Do you know this Jew? He’s a Hollywood legend and lived in St. Louis



It never fails! Since I started working a the St. Louis Jewish Light, I continue to be surprised by the breadth of Jewish accomplishments, but this one really came as a surprise. The very first star of Western films, Gilbert “Broncho Billy” Anderson, was Jewish, AND lived in St. Louis!

Anderson was born Maxwell Aronson in 1880 in Little Rock, Ark. His parents, Esther (Ash) and Henry Aronson, were from New York. His father was from a German Jewish family, and his mother was the daughter of Russian Jewish parents. When Max was 8 years old, his parents moved him and his five siblings to St. Louis, where they lived for 10 years. At age 18, Max moved to New York City. He was a photographer’s model and a newspaper vendor before appearing on the stage. He began in vaudeville, later working with Edwin S. Porter as an actor and occasional script collaborator.

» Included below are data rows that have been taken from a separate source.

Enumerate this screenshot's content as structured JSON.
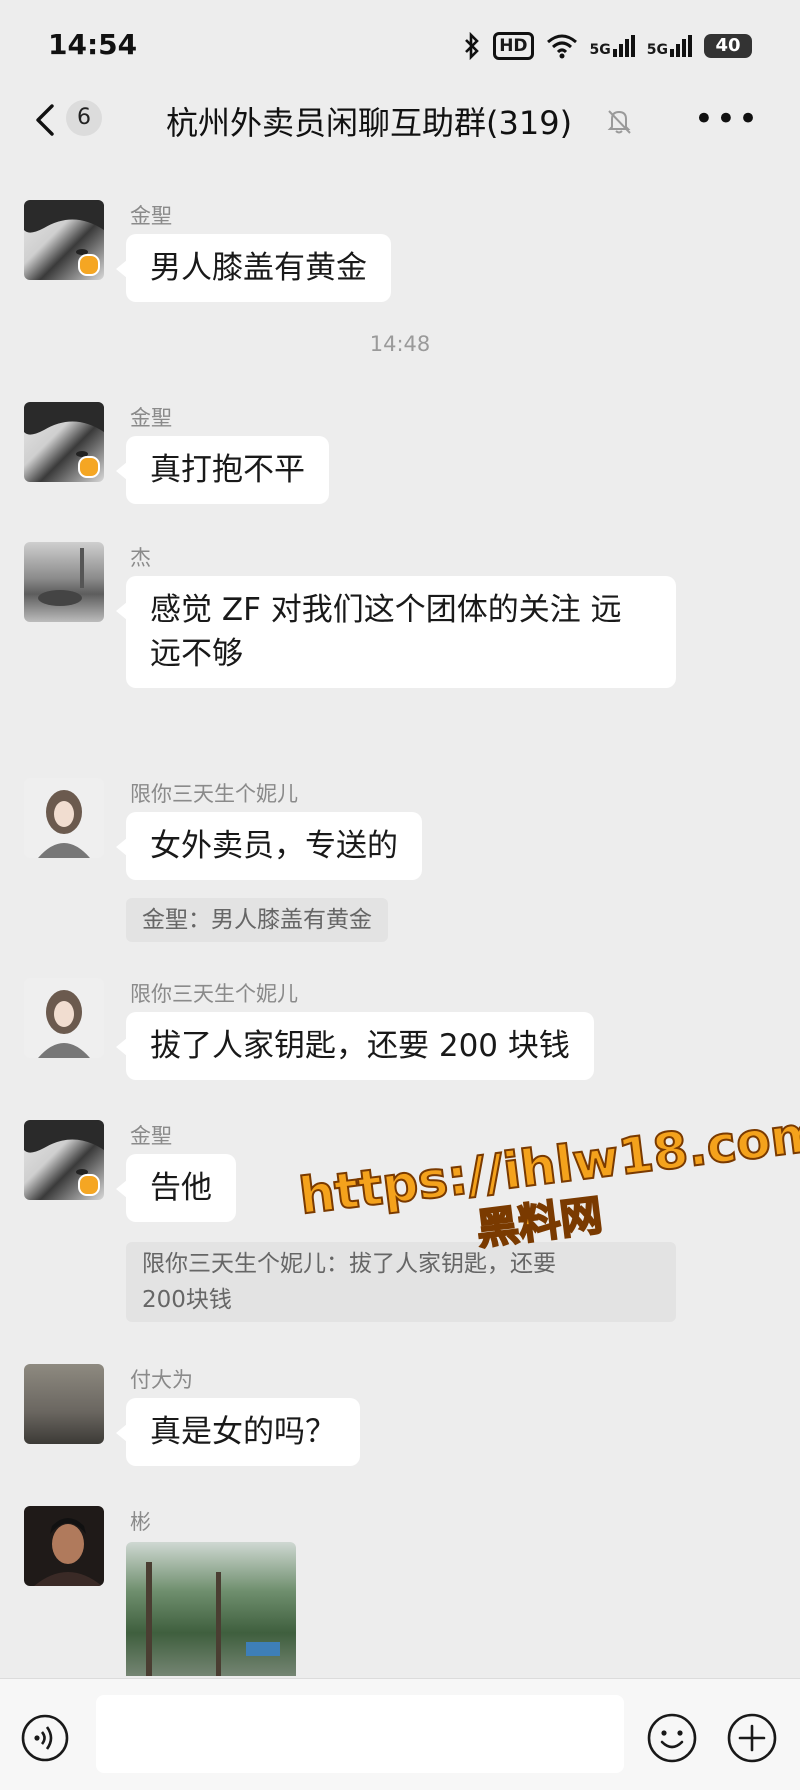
{
  "status_bar": {
    "time": "14:54",
    "hd_label": "HD",
    "network_1": "5G",
    "network_2": "5G",
    "battery": "40"
  },
  "header": {
    "unread_count": "6",
    "title": "杭州外卖员闲聊互助群(319)"
  },
  "timestamp": "14:48",
  "messages": [
    {
      "sender": "金聖",
      "text": "男人膝盖有黄金",
      "verified": true
    },
    {
      "sender": "金聖",
      "text": "真打抱不平",
      "verified": true
    },
    {
      "sender": "杰",
      "text_line1": "感觉 ZF 对我们这个团体的关注 远",
      "text_line2": "远不够"
    },
    {
      "sender": "限你三天生个妮儿",
      "text": "女外卖员，专送的",
      "quote": "金聖：男人膝盖有黄金"
    },
    {
      "sender": "限你三天生个妮儿",
      "text": "拔了人家钥匙，还要 200 块钱"
    },
    {
      "sender": "金聖",
      "text": "告他",
      "verified": true,
      "quote_line1": "限你三天生个妮儿：拔了人家钥匙，还要",
      "quote_line2": "200块钱"
    },
    {
      "sender": "付大为",
      "text": "真是女的吗？"
    },
    {
      "sender": "彬",
      "type": "image"
    }
  ],
  "watermark": {
    "url": "https://ihlw18.com",
    "name": "黑料网"
  },
  "colors": {
    "background": "#ededed",
    "bubble": "#ffffff",
    "quote_bg": "#e3e3e3",
    "verified_badge": "#f5a623",
    "watermark": "#f4a21c"
  },
  "icons": {
    "back": "chevron-left-icon",
    "mute": "bell-off-icon",
    "more": "more-dots-icon",
    "voice": "voice-icon",
    "emoji": "smiley-icon",
    "plus": "plus-circle-icon"
  }
}
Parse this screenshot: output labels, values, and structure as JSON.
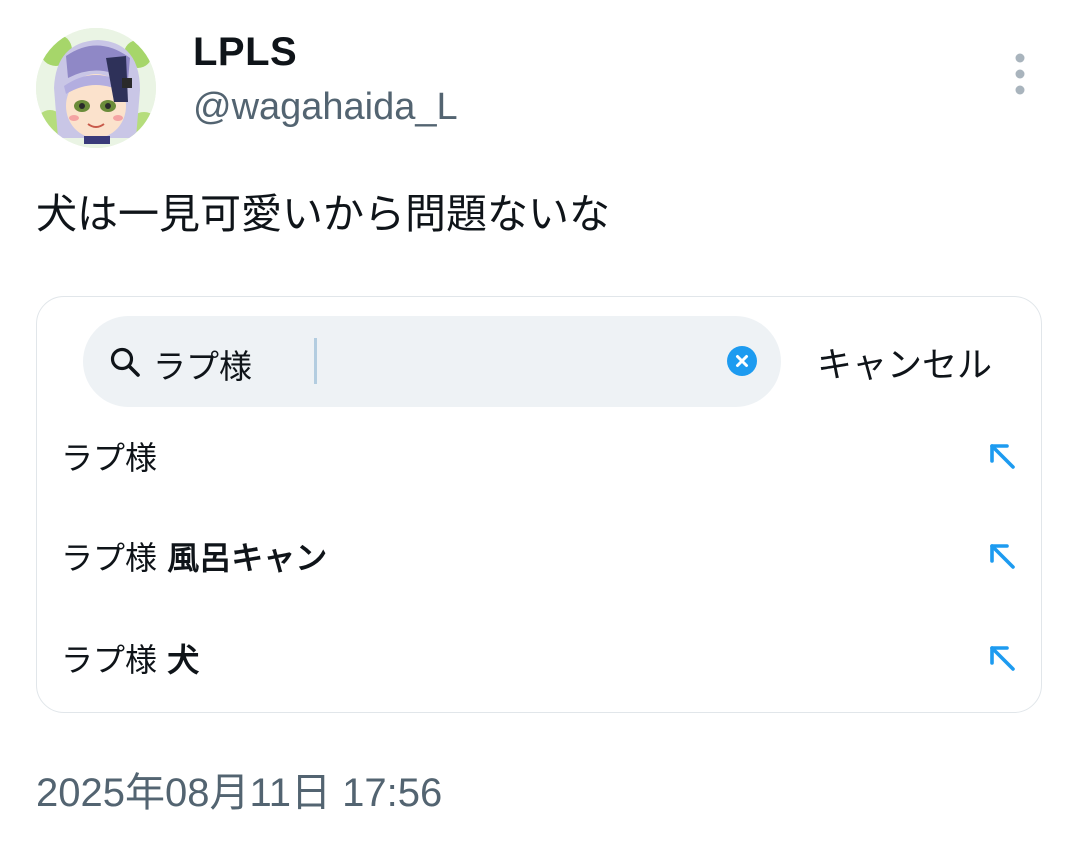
{
  "user": {
    "display_name": "LPLS",
    "handle": "@wagahaida_L"
  },
  "tweet": {
    "text": "犬は一見可愛いから問題ないな",
    "timestamp": "2025年08月11日 17:56"
  },
  "embedded_screenshot": {
    "search": {
      "query": "ラプ様",
      "cancel_label": "キャンセル"
    },
    "suggestions": [
      {
        "prefix": "ラプ様",
        "suffix": ""
      },
      {
        "prefix": "ラプ様",
        "suffix": "風呂キャン"
      },
      {
        "prefix": "ラプ様",
        "suffix": "犬"
      }
    ]
  },
  "icons": {
    "more": "more-vertical-icon",
    "search": "search-icon",
    "clear": "clear-icon",
    "suggestion_arrow": "arrow-up-left-icon"
  },
  "colors": {
    "accent": "#1d9bf0",
    "secondary_text": "#536471"
  }
}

In Porter’s startling early film The Great Train Robbery (1903), Anderson played several roles (among them, the train passenger shot by bandits as he tries to escape). The success of that film prompted Anderson to begin writing, directing and starring in his own series of Westerns. In 1907 he and George K. Spoor founded Essanay Film Manufacturing Co., destined to be one of the predominant early film studios.

Anderson gained enormous popularity in hundreds of Western shorts, playing the first real cowboy hero, “Broncho Billy.” Writing and directing most of the films, Anderson also found time to direct a series of “Alkali Ike” comedy Westerns starring Augustus Carney. In 1916 Anderson retired from acting. He returned to New York and bought the Longacre Theatre and produced plays there, though not achieving the same kind of success he enjoyed in films.

He made a brief comeback as a producer with a series of shorts starring Stan Laurel for Metro Pictures. However, a series of conflicts with the studio led him retire again after 1920. He continued to produce films as owner of Progressive Pictures into the 1950s. In his 70s, he came out of retirement for a cameo role in The Bounty Killer (1965). He had been presented with an honorary Oscar in 1957 as a “motion picture pioneer, for his contributions to the development of motion pictures as entertainment.” Anderson died in 1971 at the age of 90.

Anderson’s image appeared on a postage stamp in 1998 and he has a star on the Hollywood Walk of Fame. For the past several years, Niles, Calif., — the site of his Western Essany studio — has had an annual Broncho Billy Silent Film Festival.